I could never work out whether we were to view religion as a life-insurance policy or a life sentence.
Mama says their skin bears scars different from ours because their skin is a map of all the sorrows in their lives.
I pictured hands like those digging diamonds out of the Congo dirt and go to thinking, Gee, does Marilyn Monroe even know where they come from? Just picturing her in thr stain gown and a COngolese diamond digger int he same universe gave me the weebie jeebies. So I didn't think about it anymore.
God doesn't need to punish us. He just grants us a long enough life to punish ourselves.
Illusions mistaken for truth are the pavement under our feet.

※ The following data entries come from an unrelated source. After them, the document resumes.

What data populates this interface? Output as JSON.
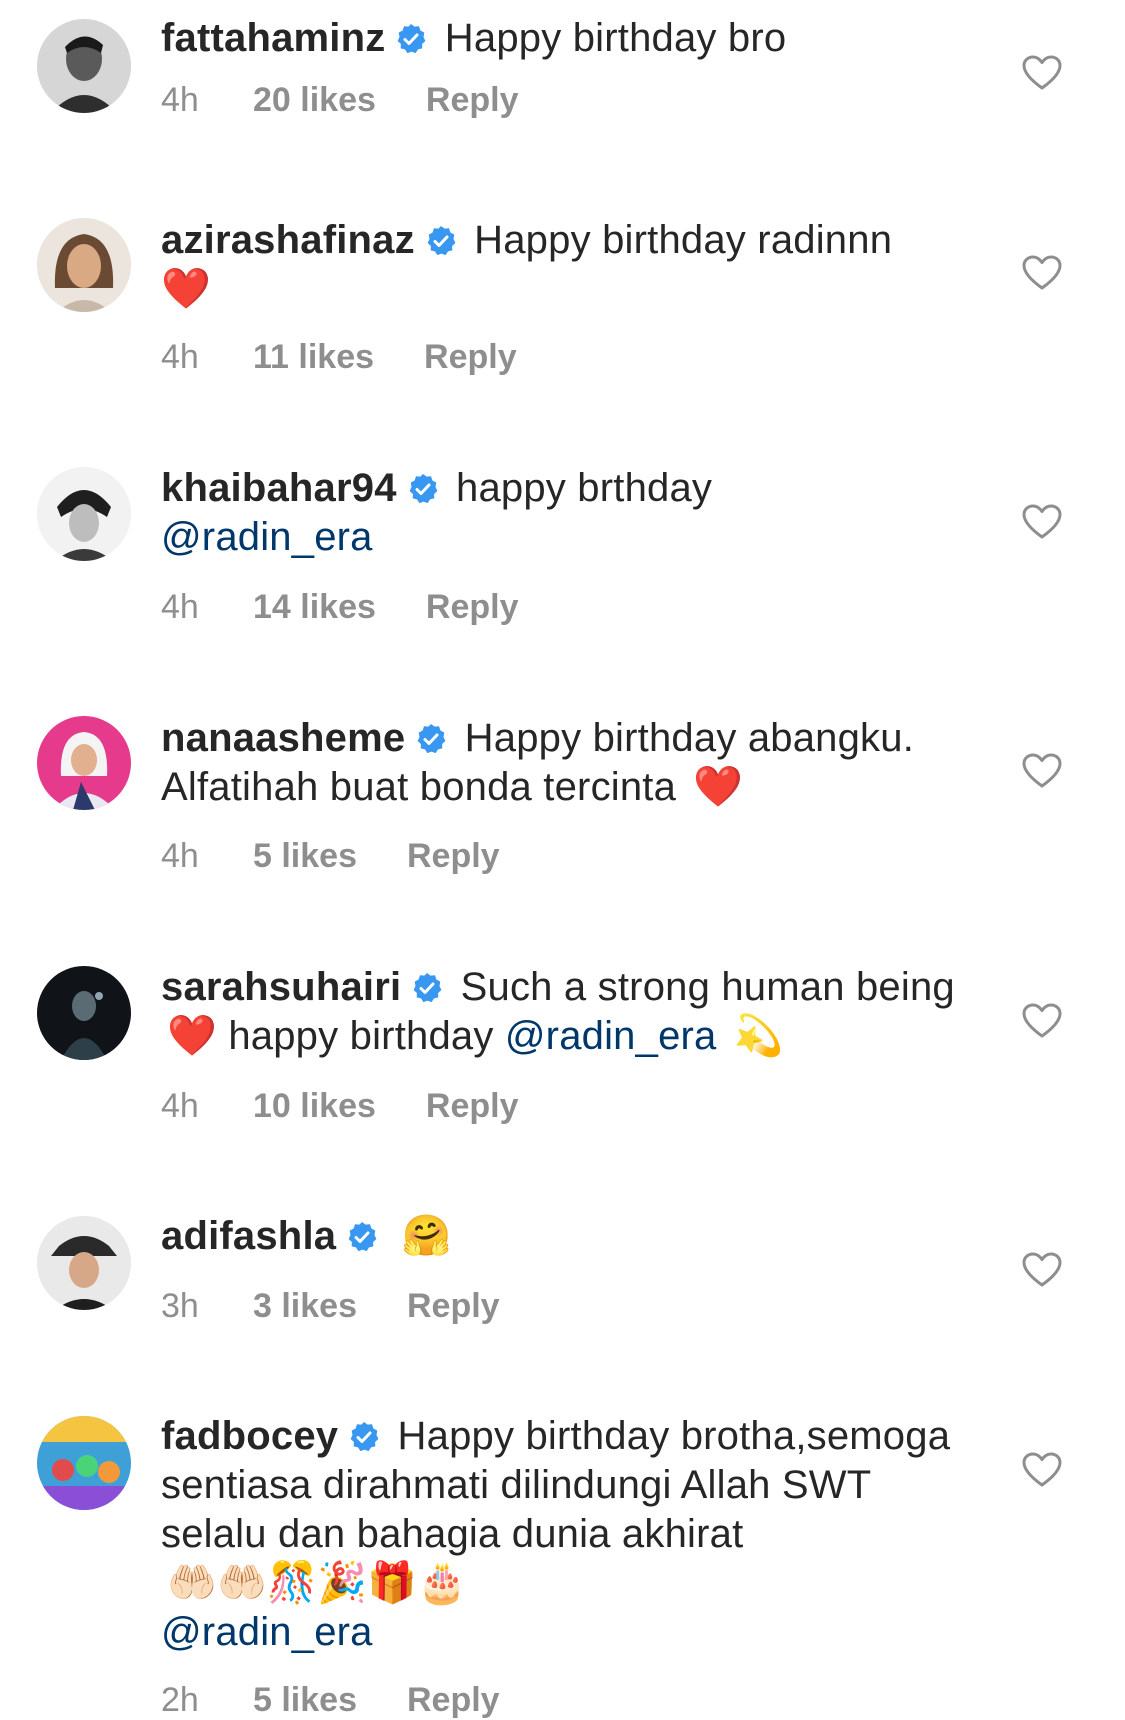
{
  "comments": [
    {
      "username": "fattahaminz",
      "text": "Happy birthday bro",
      "time": "4h",
      "likes": "20 likes",
      "reply": "Reply"
    },
    {
      "username": "azirashafinaz",
      "text": "Happy birthday radinnn",
      "emoji": "❤️",
      "time": "4h",
      "likes": "11 likes",
      "reply": "Reply"
    },
    {
      "username": "khaibahar94",
      "text": "happy brthday",
      "mention": "@radin_era",
      "time": "4h",
      "likes": "14 likes",
      "reply": "Reply"
    },
    {
      "username": "nanaasheme",
      "text": "Happy birthday abangku. Alfatihah buat bonda tercinta",
      "emoji": "❤️",
      "time": "4h",
      "likes": "5 likes",
      "reply": "Reply"
    },
    {
      "username": "sarahsuhairi",
      "text": "Such a strong human being",
      "emoji": "❤️",
      "text2": "happy birthday",
      "mention": "@radin_era",
      "emoji2": "💫",
      "time": "4h",
      "likes": "10 likes",
      "reply": "Reply"
    },
    {
      "username": "adifashla",
      "emoji": "🤗",
      "time": "3h",
      "likes": "3 likes",
      "reply": "Reply"
    },
    {
      "username": "fadbocey",
      "text": "Happy birthday brotha,semoga sentiasa dirahmati dilindungi Allah SWT selalu dan bahagia dunia akhirat",
      "emoji": "🤲🏻🤲🏻🎊🎉🎁🎂",
      "mention": "@radin_era",
      "time": "2h",
      "likes": "5 likes",
      "reply": "Reply"
    }
  ],
  "colors": {
    "text": "#262626",
    "meta": "#8e8e8e",
    "mention": "#00376b",
    "verified": "#3897f0"
  },
  "icons": {
    "verified": "verified-badge-icon",
    "like": "heart-outline-icon"
  }
}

There are a lot of other passages and verbal images that I loved but I can't copy the whole book here. However, there is one last thing I want to say and this is a complaint.
Here is the quote:
A parasite of humans that extinguished us altogether, you see, would quickly be laid to rest in human graves, So the race between predator and prey remains exquisitely neck and neck.
As always, it is impossible for people to understand evolution. This passage was supposed to have been said by a researcher at the CDC. It fails to understand that evolution is not forward looking. It is highly likely that this scenario has played out over the millennium for species that no longer exist. In fact, the Tasmanian devil is currently facing extinction from a viral form of cancer that fits this description. This kind of thing is more likely in small populations where genetic diversity is limited. Probably the human race has little to fear on this account.
My students love this novel. I look forward each time spring semester to rereading a wonderful book and introducing 20 or so undergraduates to Kingsolver’s work. Five stars (one for each of the five Price women).